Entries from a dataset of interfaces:
※

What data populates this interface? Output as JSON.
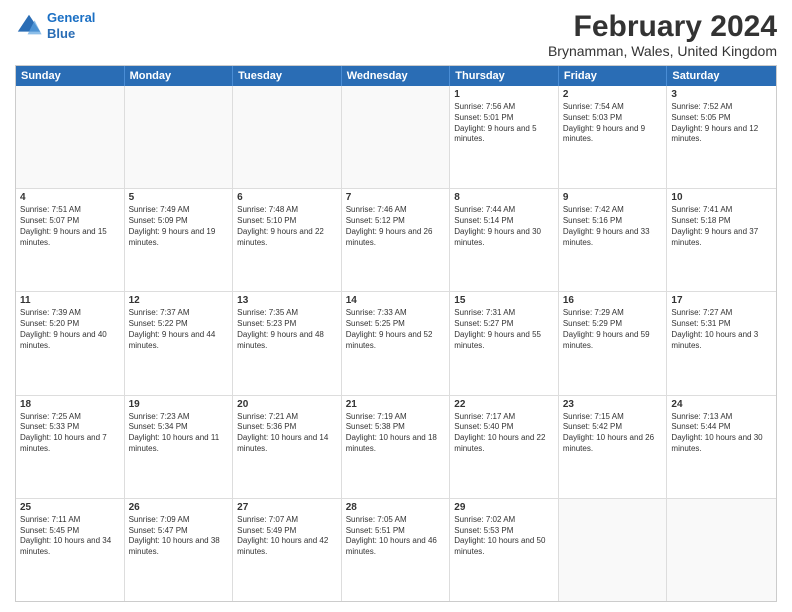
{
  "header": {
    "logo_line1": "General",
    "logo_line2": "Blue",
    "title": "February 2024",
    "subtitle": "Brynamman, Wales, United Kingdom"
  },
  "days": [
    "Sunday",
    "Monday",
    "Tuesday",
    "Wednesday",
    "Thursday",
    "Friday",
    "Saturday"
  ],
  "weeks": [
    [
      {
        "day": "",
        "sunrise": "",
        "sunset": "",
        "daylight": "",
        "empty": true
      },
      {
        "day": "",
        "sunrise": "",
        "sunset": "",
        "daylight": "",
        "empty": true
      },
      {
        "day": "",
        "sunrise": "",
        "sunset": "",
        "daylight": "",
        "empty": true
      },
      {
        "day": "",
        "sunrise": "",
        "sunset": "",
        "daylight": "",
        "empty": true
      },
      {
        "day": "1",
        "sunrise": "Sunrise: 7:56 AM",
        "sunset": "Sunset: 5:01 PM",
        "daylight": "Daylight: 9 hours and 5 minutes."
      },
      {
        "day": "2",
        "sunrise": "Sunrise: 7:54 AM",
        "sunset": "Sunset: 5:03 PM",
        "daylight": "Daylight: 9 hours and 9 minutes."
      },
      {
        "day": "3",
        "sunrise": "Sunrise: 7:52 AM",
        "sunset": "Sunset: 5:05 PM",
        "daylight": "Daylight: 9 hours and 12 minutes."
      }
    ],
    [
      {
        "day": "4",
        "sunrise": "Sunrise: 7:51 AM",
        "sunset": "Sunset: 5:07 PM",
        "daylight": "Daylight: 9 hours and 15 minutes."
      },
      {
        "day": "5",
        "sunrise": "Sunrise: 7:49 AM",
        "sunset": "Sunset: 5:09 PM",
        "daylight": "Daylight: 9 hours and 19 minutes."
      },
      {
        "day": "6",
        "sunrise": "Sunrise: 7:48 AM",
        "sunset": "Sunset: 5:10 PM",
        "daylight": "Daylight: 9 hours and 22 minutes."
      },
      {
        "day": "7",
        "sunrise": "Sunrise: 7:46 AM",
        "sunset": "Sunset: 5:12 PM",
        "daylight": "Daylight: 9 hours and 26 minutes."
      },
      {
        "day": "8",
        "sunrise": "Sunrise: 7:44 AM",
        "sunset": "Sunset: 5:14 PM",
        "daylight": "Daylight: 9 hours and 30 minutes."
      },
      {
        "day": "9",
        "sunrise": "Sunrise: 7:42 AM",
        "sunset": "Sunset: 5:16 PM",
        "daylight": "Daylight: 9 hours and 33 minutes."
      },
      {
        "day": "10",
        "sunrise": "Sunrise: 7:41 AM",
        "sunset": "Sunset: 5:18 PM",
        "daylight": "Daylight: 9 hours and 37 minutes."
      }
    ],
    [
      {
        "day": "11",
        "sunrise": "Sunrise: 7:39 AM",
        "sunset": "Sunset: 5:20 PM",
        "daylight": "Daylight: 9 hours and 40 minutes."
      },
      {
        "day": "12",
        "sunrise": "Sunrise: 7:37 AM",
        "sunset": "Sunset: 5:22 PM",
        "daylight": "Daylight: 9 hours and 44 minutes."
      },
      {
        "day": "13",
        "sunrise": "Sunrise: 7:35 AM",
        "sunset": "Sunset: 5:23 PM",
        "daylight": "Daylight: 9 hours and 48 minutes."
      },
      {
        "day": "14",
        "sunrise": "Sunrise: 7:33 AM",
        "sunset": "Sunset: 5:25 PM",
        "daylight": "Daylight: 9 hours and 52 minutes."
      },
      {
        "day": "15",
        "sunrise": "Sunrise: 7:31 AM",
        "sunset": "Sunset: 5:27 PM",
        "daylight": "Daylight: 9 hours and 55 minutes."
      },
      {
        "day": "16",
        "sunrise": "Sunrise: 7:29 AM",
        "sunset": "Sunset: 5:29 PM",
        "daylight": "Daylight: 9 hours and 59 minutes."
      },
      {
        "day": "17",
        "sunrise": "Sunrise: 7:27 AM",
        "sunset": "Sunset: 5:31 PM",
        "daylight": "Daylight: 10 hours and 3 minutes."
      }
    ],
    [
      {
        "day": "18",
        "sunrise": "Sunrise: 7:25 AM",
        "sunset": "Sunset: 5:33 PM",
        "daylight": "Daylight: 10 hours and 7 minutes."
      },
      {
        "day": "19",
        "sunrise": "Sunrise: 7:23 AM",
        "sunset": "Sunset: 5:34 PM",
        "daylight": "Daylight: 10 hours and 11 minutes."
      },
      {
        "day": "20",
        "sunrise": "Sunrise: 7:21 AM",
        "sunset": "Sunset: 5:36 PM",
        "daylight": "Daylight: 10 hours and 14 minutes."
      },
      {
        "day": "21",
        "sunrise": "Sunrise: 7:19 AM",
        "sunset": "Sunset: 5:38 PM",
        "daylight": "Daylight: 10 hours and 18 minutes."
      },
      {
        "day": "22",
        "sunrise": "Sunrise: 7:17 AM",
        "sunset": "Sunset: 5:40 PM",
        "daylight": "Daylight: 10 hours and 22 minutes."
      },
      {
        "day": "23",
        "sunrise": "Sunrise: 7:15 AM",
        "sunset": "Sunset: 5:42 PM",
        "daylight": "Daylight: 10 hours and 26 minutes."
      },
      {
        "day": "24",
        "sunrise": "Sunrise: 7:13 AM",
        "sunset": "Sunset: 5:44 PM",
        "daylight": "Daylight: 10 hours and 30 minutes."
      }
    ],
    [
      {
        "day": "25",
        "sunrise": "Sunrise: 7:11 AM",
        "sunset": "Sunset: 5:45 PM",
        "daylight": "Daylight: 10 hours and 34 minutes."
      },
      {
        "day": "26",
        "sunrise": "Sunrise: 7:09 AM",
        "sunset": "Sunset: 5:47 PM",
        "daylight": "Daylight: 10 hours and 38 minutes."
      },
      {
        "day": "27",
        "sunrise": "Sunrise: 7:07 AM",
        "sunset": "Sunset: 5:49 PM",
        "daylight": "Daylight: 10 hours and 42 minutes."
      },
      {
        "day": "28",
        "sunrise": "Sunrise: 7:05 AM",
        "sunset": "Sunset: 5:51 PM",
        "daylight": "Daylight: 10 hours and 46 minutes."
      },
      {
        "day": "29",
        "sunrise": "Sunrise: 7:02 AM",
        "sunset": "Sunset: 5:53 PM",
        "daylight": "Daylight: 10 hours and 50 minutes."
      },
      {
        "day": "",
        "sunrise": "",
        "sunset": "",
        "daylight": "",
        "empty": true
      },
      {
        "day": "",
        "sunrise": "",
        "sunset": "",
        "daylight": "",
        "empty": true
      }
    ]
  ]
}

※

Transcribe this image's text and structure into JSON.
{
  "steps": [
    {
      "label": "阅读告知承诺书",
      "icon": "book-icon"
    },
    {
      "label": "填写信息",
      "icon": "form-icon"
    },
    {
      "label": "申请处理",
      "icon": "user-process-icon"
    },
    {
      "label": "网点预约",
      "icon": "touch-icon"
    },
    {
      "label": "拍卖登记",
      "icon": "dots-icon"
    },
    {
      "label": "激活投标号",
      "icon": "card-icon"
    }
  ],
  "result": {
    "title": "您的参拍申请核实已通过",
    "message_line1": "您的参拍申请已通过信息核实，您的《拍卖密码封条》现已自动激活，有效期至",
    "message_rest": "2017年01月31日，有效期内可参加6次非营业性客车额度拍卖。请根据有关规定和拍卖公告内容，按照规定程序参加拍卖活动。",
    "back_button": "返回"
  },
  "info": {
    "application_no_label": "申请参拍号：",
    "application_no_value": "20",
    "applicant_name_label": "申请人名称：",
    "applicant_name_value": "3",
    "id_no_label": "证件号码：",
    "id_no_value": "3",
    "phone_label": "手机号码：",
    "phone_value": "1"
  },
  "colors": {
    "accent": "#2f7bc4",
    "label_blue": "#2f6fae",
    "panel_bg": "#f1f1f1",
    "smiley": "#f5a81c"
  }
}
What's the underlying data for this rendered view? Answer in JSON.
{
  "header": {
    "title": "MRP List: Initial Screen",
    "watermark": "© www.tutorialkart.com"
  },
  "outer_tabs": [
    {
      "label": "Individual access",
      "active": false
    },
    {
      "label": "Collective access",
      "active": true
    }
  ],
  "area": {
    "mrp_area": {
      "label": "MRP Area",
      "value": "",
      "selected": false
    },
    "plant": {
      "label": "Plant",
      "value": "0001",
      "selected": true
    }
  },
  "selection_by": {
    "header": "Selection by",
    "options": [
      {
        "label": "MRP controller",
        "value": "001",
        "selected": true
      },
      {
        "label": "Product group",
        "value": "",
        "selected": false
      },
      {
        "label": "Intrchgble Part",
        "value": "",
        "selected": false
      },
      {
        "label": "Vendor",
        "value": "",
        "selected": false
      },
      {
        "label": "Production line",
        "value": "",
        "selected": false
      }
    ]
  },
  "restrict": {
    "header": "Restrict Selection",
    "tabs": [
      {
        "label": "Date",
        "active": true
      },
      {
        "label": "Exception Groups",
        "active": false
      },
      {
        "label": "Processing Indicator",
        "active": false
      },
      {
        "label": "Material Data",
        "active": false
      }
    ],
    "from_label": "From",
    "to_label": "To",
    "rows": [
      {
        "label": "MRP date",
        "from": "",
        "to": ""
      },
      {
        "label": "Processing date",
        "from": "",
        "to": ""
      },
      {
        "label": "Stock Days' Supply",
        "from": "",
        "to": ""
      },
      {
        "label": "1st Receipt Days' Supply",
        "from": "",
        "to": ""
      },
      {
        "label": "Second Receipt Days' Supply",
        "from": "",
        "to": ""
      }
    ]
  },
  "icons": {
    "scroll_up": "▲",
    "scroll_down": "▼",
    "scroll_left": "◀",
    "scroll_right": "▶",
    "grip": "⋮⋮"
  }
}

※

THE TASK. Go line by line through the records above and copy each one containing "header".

REPLY.
  "header": {
  "header": {
    "header": "Selection by",
    "header": "Restrict Selection",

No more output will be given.